- Privacy Rule – protects an individual’s PHI and medical records by placing limits and conditions on the various uses and disclosures that can and cannot be made without patient authorization. This is also the rule that gives patients the right to inspect and obtain a copy of their records and request corrections be made to their file.
- Security Rule – defines and regulates the standards, methods, and procedure related to the protection of electronic PHI on storage, accessibility, and transmission. This includes 3 safeguard levels of security, which you can read about in detail here.
- Transaction Rule – standardizes the electronic exchange of patient-identifiable, health-related information. This allows for the electronic exchange of information from computer to computer without human involvement.
- Identifiers Rule – the use of 3 unique identifiers for covered entities who use HIPAA-regulated administrative and financial transactions. The 3 identifiers are used to distinguish covered healthcare providers, health plans and payers, and employee entities in HIPAA transactions.

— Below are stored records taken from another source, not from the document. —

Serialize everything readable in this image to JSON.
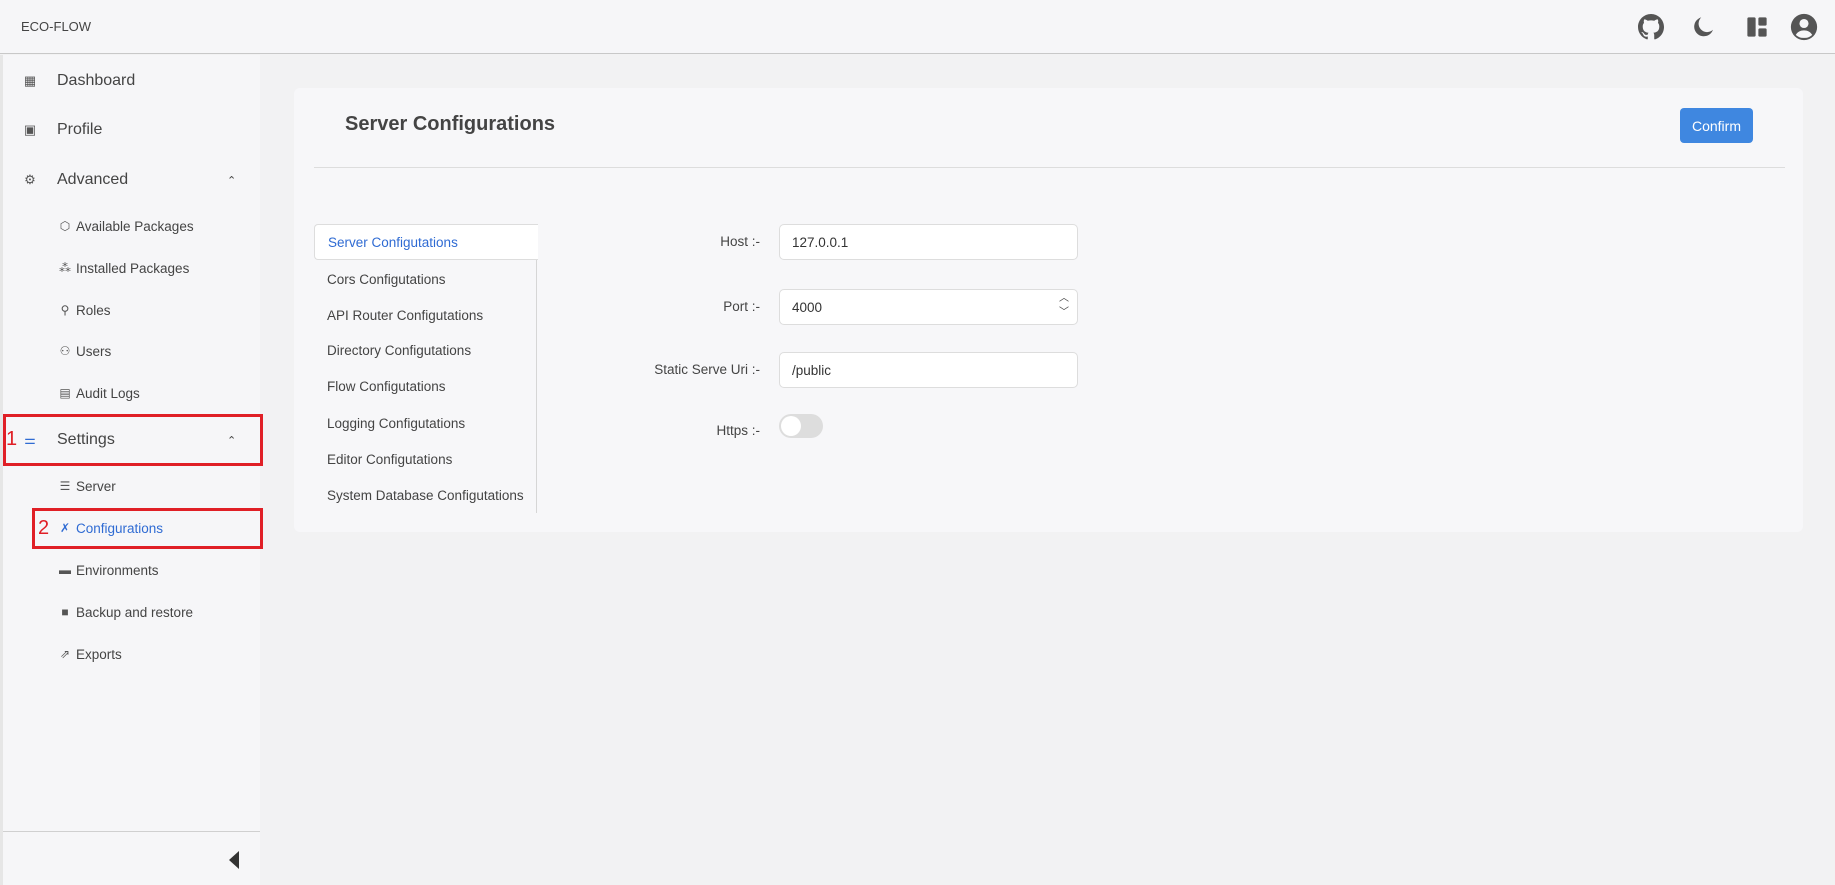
{
  "header": {
    "brand": "ECO-FLOW",
    "icons": [
      "github-icon",
      "moon-icon",
      "layout-icon",
      "user-account-icon"
    ]
  },
  "sidebar": {
    "items": [
      {
        "label": "Dashboard",
        "icon": "dashboard-icon"
      },
      {
        "label": "Profile",
        "icon": "profile-icon"
      },
      {
        "label": "Advanced",
        "icon": "advanced-icon",
        "expanded": true,
        "children": [
          {
            "label": "Available Packages",
            "icon": "package-icon"
          },
          {
            "label": "Installed Packages",
            "icon": "packages-icon"
          },
          {
            "label": "Roles",
            "icon": "roles-icon"
          },
          {
            "label": "Users",
            "icon": "users-icon"
          },
          {
            "label": "Audit Logs",
            "icon": "audit-icon"
          }
        ]
      },
      {
        "label": "Settings",
        "icon": "sliders-icon",
        "expanded": true,
        "children": [
          {
            "label": "Server",
            "icon": "server-icon"
          },
          {
            "label": "Configurations",
            "icon": "tools-icon",
            "active": true
          },
          {
            "label": "Environments",
            "icon": "env-icon"
          },
          {
            "label": "Backup and restore",
            "icon": "backup-icon"
          },
          {
            "label": "Exports",
            "icon": "export-icon"
          }
        ]
      }
    ],
    "annotations": [
      "1",
      "2"
    ]
  },
  "main": {
    "title": "Server Configurations",
    "confirm_label": "Confirm",
    "tabs": [
      "Server Configutations",
      "Cors Configutations",
      "API Router Configutations",
      "Directory Configutations",
      "Flow Configutations",
      "Logging Configutations",
      "Editor Configutations",
      "System Database Configutations"
    ],
    "selected_tab": 0,
    "form": {
      "host": {
        "label": "Host :-",
        "value": "127.0.0.1"
      },
      "port": {
        "label": "Port :-",
        "value": "4000"
      },
      "static": {
        "label": "Static Serve Uri :-",
        "value": "/public"
      },
      "https": {
        "label": "Https :-",
        "value": false
      }
    }
  },
  "colors": {
    "accent": "#3f87e0",
    "active_link": "#2f6bd3",
    "annotation": "#e01f26"
  }
}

- Enforcement Rule – includes directives for compliance, investigation, and penalties for violations. It also details the procedures and monetary fines for imposing civil penalties on covered entities that violate HIPAA requirements.
As each rule contains more information than can be summarized here, check out HIPAA for Individuals online for greater detail.
Becoming HIPAA Compliant
Once you have a better understanding of HIPAA, it’s time to implement what you’ve learned in your business practices. And don’t think just because you don’t work at a hospital or run a health insurance company, that HIPAA doesn’t apply to you. If you or your company comes into contact with health-related PII in any shape or form, here are a few things you can do to become HIPAA compliant:
- Name a HIPAA Privacy Officer. They are responsible for developing a HIPAA-compliant privacy program if one doesn’t already exist, or enforcing it if there is already one in place. This is a great place to start, as having someone dedicated to HIPAA makes you much less likely to run into any violations.
- Train employees working with PII of the new privacy and security policies put in place by your new HIPAA Privacy Officer and ensure that they have a basic knowledge of the regulation.
- Implement a sensitive data discovery tool to locate and remediate non-compliant data.
- Establish a data leak notification protocol.
- Regularly conduct risk assessments and self-audits.
Not sure how to use a sensitive data discovery tool to find HIPAA-protected data? Then PII Tools has the solution for you.
HIPAA and Its Benefits
The Health Insurance Portability and Accountability Act exists to protect patients’ PII and PHI, while also providing them the means to take control of their information and how it is used. Even though this topic may bore some people to pieces, you now have a leg up on any of your more-than-shady competitors, as you stay HIPAA compliant and they move toward betraying the trust of their clients. Or if you were just looking to discover more about how HIPAA protects the individual, you’re now in the driver’s seat when it comes to using your rights. Either way, the more you know, the more HIPAA can benefit you.
Find Out How PII Tools Will Help You With HIPAA Compliance